*note: i personally put the character encodeing declaration Above the 'Title' tag so i can use utf-8 (unicode) in the title. if you look at my title, you'll see things like '☡' i use as Landis2 and ♨ as well as Русский, Russian Cyrillic character, none of which would be posible without utf-8 being declaired first. hence the old method of using &#characters... just sayin'

these days, because of the way i 'include' my head elements in a header page then call it into pages with
<?php ' '; ?> code, the 'Title' tag come long after the charset. the common head elements are in header0x.html and are included into page0x.php, and each page0x.php needs it's own 'Title'.. blah, blah...


for HTML 4 / 4.1

<!DOCTYPE HTML PUBLIC "-//W3C//DTD HTML 4.01 Transitional//EN"
 "http://www.w3.org/TR/html4/loose.dtd">
<html> <head>

My prefered Character Set is UTF-8, a collection of Unicode character sets which make it more 'internationalized' vs windows or iso's 'reginal' 125x sets

<meta http-equiv="content-type" content="text/html;charset=utf-8">
</head><body>

for windows crap, which will mess up pages written in a utf-8 editor

<head>
  <meta http-equiv="Content-Type" content="text/html; charset=windows-1252">
...
</head><body>
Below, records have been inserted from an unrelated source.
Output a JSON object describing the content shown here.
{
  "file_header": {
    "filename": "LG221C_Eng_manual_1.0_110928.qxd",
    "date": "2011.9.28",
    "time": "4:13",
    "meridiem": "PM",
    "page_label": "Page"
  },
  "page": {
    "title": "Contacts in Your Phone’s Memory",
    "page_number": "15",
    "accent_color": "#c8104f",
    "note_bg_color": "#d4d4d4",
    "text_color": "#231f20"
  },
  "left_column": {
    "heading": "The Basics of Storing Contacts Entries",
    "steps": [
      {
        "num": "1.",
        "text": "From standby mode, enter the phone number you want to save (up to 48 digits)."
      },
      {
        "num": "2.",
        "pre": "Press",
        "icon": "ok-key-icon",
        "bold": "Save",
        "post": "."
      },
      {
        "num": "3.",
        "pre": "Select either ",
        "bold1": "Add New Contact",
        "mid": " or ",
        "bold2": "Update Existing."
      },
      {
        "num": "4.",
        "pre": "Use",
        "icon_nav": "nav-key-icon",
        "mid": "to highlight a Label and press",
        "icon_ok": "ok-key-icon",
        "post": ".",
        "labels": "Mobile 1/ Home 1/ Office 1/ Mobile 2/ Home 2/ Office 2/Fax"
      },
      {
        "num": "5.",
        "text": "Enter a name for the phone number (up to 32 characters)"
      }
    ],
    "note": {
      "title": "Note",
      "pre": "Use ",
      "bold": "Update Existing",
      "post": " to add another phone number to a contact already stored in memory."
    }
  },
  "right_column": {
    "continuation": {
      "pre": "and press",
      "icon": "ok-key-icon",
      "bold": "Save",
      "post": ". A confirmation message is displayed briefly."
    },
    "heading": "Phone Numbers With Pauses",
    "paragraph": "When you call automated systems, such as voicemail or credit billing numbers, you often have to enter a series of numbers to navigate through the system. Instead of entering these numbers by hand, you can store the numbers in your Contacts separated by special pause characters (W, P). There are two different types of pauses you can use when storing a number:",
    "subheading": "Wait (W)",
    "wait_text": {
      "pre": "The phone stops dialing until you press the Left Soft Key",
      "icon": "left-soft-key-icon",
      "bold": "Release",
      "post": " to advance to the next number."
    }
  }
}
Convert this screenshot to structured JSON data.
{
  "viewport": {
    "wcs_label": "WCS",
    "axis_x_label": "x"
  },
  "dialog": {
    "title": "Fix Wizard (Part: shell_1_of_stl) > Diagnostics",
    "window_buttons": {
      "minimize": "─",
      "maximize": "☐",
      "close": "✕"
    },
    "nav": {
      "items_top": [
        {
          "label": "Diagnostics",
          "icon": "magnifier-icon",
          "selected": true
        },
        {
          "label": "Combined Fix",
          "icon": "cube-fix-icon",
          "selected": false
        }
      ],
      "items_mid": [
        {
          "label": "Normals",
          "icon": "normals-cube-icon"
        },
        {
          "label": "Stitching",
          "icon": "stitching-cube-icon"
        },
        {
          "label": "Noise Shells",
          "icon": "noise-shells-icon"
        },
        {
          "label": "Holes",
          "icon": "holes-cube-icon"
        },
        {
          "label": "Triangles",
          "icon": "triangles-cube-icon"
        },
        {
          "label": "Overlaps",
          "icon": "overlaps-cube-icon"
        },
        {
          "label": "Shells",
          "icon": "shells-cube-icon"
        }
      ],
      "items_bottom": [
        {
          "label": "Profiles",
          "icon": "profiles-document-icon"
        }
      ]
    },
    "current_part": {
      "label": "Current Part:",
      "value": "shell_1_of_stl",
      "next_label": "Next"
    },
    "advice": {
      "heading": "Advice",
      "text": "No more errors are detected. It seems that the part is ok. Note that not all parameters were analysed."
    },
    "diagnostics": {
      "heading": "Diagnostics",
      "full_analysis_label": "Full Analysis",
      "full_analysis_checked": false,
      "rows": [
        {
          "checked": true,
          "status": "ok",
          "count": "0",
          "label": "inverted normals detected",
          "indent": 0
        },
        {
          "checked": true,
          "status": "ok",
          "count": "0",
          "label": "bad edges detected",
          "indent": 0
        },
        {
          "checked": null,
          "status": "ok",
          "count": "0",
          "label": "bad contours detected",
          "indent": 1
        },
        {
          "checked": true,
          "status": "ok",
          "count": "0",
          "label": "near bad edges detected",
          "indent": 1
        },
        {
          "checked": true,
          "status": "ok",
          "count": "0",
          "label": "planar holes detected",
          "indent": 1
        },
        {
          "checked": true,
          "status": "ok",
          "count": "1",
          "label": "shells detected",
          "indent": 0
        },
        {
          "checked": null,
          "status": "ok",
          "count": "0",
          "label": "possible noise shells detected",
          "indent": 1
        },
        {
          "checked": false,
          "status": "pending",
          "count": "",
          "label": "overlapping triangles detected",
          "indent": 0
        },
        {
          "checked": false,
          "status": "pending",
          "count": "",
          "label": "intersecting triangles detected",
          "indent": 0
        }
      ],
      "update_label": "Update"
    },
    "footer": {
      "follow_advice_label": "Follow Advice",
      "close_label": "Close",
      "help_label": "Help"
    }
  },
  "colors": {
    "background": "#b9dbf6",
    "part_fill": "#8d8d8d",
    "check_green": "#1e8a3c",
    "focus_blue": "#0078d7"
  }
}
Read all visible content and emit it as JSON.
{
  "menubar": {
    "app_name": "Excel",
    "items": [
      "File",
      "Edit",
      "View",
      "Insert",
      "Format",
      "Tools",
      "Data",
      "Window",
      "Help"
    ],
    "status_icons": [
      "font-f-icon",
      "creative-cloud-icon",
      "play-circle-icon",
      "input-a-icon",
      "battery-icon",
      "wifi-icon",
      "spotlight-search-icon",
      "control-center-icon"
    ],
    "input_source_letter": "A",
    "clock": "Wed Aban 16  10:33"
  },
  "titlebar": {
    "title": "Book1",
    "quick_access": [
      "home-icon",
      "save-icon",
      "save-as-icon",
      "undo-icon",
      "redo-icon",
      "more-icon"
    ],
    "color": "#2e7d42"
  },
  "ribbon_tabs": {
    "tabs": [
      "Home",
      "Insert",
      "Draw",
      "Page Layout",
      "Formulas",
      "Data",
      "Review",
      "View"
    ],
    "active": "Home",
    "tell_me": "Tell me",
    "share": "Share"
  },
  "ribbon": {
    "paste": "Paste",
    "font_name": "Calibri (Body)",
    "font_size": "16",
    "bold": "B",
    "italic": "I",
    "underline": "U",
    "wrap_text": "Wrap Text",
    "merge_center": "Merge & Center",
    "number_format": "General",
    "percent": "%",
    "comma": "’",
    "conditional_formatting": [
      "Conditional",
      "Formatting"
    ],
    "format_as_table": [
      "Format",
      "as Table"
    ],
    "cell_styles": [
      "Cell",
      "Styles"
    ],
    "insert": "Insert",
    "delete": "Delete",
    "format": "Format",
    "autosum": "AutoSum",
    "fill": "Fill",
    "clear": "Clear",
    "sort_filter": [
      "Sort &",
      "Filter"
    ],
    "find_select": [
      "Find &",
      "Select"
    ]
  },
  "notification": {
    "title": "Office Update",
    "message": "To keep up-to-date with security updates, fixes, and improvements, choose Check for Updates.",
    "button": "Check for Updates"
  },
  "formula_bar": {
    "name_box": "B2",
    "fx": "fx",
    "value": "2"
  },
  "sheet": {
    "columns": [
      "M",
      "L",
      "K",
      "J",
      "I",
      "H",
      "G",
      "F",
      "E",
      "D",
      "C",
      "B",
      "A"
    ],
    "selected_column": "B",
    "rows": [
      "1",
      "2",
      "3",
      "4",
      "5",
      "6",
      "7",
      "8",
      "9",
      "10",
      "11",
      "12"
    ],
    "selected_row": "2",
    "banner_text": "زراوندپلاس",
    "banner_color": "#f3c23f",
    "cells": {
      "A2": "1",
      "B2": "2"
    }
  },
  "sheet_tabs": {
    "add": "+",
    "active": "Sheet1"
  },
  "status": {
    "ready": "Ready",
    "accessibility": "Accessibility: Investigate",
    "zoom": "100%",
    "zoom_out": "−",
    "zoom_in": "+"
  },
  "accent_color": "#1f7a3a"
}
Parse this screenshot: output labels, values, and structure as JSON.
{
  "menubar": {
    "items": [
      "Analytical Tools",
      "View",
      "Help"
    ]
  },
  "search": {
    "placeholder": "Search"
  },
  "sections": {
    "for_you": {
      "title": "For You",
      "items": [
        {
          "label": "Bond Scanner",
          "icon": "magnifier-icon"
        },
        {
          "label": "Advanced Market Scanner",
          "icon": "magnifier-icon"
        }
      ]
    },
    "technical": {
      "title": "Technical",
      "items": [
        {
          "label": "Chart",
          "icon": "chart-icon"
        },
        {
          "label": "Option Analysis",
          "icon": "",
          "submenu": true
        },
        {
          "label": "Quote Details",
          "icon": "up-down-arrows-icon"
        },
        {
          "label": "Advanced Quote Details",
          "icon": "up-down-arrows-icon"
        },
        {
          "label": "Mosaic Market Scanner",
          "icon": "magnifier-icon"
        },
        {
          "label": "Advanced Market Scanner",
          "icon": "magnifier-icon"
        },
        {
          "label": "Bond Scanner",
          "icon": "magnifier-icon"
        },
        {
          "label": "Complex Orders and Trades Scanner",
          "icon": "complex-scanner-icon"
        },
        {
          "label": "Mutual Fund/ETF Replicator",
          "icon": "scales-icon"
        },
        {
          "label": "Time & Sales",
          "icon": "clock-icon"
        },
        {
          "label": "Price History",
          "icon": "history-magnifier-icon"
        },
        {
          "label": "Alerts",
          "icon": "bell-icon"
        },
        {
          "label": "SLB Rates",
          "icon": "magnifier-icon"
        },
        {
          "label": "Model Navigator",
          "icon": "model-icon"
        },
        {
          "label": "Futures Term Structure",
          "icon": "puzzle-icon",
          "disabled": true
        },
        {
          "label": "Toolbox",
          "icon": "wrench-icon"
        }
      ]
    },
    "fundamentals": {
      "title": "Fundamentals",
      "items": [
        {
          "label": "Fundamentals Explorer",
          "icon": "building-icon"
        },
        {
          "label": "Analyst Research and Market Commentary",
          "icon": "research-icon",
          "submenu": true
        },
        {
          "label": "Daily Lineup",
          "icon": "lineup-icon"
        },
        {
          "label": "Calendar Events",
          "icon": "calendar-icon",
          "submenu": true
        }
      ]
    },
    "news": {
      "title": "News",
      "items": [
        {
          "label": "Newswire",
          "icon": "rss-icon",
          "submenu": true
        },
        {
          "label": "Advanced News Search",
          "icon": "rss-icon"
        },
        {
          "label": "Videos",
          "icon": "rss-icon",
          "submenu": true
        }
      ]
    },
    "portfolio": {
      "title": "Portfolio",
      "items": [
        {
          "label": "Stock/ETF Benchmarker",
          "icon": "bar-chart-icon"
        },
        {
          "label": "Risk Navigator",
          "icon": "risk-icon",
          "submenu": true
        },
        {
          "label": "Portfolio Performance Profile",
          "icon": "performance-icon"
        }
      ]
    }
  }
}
Without this declaration (and, BTW, without an additional DOCTYPE declaration), the W3C Validator will not be able to validate your HTML document.


IANA Character Set definitions

The Internet Assigned Numbers Authority (IANA) maintains a list of character sets and codes for them. This list is:

IANA-CHARSETS Official Names for Character Sets, http://www.iana.org/assignments/character-sets


preceding 3 tables by: Stefan Heymann. Last Update 2009-07-05

one or more tables are   Copyright © 1996 - 1999 Rob Schlüter,  schluter@knoware.nl (last updated 1998/12/13) Remainder and Majority is copyright© Landis Reed ☡ MMXII

this is code from the original 1992 C+ coding of UTF-8... why i've included it here:
i was reading through the code and it took me a few looks to 'convince myself' the Tx's are all the same size..
just found it interesting, like one of those pieces of 'art' that mess with your eyes using perspective... that's it..